------ TASK DATA ------
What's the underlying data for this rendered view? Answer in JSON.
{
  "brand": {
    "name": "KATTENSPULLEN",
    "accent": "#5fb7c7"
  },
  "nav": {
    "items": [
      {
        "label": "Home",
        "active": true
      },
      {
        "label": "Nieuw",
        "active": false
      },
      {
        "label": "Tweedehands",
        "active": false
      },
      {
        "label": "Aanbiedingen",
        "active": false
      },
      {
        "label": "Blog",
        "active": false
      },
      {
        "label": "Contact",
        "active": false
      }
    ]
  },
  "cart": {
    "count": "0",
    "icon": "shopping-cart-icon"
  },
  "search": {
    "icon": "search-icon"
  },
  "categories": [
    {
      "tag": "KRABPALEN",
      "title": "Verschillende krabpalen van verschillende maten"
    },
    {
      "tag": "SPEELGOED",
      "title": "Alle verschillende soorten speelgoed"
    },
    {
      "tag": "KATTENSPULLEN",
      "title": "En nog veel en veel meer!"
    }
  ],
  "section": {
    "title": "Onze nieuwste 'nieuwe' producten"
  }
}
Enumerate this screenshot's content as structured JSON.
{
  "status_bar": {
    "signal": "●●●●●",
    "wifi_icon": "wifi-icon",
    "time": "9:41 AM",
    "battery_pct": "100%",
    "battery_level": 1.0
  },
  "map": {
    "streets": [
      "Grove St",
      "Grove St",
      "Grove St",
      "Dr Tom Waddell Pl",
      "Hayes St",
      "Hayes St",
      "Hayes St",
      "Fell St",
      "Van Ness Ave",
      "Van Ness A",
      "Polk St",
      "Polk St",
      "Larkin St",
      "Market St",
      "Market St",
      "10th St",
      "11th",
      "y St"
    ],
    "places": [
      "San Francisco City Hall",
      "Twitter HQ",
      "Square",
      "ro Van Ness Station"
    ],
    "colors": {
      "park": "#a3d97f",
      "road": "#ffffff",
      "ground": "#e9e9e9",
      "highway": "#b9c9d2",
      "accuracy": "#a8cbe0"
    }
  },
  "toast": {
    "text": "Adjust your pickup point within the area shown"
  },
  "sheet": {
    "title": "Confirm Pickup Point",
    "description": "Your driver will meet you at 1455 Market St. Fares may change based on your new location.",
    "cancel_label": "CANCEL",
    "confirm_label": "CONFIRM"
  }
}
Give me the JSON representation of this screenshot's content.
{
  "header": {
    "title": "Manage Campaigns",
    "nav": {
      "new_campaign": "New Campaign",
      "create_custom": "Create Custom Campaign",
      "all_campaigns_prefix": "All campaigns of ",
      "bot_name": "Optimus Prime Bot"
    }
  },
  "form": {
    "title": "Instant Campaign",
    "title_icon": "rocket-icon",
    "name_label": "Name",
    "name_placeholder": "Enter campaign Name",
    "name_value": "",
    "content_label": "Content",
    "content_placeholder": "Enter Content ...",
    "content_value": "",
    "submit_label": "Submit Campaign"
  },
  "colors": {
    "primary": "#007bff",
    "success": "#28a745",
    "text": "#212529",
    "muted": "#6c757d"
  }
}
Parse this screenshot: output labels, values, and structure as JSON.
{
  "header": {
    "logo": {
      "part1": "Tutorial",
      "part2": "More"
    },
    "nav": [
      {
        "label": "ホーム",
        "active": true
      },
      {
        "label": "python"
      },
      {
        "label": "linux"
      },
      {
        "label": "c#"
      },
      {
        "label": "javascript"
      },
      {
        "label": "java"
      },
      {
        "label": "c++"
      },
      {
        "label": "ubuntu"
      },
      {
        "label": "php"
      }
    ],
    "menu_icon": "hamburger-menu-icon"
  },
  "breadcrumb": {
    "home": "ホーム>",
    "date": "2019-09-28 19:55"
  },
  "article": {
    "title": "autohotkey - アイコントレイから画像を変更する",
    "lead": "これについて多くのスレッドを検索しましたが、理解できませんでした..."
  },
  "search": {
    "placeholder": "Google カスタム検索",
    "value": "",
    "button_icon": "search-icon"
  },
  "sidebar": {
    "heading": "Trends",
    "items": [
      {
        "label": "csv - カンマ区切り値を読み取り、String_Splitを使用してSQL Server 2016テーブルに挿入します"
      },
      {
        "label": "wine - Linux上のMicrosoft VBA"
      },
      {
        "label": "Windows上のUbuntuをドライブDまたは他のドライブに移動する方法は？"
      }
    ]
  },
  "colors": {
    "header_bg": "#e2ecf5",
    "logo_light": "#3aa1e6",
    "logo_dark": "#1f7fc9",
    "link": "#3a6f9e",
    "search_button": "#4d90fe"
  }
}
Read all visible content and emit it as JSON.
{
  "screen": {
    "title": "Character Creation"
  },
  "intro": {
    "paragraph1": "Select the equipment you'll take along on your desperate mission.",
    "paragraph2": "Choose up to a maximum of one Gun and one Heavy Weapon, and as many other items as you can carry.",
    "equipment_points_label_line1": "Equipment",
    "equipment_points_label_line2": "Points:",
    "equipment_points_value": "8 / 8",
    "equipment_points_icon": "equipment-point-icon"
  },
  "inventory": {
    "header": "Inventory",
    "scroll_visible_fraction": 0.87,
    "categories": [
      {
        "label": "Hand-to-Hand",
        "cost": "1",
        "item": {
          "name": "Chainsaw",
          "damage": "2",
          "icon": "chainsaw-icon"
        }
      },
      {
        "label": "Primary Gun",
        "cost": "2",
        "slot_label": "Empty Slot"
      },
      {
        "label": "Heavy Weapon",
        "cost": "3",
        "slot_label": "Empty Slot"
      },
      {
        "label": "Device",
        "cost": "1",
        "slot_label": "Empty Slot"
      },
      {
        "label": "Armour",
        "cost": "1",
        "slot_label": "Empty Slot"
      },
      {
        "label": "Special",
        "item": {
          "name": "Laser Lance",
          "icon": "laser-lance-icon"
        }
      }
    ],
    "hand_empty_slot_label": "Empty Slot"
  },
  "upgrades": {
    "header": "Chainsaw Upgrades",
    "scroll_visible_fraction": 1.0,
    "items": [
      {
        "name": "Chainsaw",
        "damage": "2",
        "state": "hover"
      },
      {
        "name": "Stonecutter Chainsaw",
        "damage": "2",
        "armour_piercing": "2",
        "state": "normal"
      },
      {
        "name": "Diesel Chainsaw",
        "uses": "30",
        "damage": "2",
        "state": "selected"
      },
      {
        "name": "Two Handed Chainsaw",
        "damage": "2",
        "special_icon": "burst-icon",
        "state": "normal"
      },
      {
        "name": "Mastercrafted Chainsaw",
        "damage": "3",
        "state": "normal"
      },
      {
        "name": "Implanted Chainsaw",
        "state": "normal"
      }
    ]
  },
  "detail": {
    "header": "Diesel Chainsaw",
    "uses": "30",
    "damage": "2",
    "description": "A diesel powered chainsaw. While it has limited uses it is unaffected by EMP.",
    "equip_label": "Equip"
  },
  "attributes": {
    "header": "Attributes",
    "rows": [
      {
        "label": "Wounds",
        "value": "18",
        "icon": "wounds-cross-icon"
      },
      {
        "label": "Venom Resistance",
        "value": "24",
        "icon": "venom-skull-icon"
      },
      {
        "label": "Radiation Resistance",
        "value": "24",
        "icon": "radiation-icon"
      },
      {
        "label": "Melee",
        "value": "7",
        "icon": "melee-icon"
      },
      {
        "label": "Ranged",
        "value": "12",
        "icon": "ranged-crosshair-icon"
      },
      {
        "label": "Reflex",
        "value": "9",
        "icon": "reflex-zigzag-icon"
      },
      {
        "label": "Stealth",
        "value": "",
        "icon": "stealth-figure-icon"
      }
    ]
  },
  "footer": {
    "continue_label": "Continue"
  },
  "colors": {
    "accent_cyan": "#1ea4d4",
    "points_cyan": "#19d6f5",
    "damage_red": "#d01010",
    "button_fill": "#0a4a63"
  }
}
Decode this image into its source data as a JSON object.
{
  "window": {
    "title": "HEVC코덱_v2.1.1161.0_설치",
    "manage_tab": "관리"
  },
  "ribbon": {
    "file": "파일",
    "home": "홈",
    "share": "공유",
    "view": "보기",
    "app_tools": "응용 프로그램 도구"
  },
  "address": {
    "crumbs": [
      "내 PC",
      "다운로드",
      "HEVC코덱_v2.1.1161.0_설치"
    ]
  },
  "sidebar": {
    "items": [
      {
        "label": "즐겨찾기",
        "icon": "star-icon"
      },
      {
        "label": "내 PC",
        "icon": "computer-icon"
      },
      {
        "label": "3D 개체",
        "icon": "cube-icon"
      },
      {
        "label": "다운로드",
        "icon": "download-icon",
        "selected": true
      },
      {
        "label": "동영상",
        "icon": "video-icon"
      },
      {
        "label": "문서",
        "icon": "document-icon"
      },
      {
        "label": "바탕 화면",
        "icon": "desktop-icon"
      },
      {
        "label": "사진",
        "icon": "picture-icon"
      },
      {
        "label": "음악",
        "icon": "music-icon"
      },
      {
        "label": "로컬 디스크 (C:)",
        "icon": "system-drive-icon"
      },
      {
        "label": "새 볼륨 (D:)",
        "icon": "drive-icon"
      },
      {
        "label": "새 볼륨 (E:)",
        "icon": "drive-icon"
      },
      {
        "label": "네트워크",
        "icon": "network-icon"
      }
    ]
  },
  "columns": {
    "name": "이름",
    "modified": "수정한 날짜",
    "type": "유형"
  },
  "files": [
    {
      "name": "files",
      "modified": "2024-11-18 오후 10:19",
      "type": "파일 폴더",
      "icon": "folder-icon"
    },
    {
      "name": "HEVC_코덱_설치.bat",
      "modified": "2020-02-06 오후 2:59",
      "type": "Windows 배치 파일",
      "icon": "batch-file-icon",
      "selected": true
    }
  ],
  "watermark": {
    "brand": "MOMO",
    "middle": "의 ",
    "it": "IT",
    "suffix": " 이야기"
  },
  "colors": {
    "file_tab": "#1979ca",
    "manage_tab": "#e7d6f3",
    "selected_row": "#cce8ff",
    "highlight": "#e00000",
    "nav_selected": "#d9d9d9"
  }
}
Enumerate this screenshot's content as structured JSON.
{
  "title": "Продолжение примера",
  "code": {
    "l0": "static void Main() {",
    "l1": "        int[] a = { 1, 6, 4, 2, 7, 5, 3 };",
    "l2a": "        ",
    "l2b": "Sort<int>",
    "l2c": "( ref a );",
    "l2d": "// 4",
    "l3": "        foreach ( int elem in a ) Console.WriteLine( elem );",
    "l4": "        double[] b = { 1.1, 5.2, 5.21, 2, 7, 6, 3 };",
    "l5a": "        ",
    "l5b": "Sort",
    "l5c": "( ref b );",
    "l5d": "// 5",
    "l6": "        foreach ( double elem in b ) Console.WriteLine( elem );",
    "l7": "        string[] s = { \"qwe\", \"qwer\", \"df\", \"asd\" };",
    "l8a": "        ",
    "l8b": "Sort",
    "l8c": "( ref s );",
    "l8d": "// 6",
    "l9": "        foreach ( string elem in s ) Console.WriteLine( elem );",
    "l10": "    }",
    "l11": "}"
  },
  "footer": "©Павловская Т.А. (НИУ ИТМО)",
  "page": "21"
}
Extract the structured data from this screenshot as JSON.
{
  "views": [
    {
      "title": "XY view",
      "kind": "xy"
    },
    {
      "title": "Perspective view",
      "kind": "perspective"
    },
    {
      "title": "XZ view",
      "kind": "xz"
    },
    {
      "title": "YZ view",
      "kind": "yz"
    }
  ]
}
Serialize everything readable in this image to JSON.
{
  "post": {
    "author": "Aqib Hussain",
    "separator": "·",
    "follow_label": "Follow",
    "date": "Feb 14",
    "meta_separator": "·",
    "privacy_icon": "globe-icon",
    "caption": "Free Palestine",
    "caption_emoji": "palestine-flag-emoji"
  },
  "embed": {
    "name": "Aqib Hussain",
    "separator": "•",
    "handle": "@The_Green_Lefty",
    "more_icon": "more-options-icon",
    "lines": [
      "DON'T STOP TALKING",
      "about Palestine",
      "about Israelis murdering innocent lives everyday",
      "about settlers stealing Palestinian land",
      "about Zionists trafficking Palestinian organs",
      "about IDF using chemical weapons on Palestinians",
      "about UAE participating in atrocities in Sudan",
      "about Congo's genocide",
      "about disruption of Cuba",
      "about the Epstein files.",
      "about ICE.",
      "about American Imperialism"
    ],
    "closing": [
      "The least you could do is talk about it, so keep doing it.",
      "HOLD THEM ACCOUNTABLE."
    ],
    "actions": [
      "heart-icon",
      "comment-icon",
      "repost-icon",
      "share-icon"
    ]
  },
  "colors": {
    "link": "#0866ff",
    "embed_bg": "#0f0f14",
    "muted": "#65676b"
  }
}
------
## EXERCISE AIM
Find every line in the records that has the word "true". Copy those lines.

## SOLUTION FOR THIS EXERCISE
        "active": true
        "active": true
        "selected": true
      "selected": true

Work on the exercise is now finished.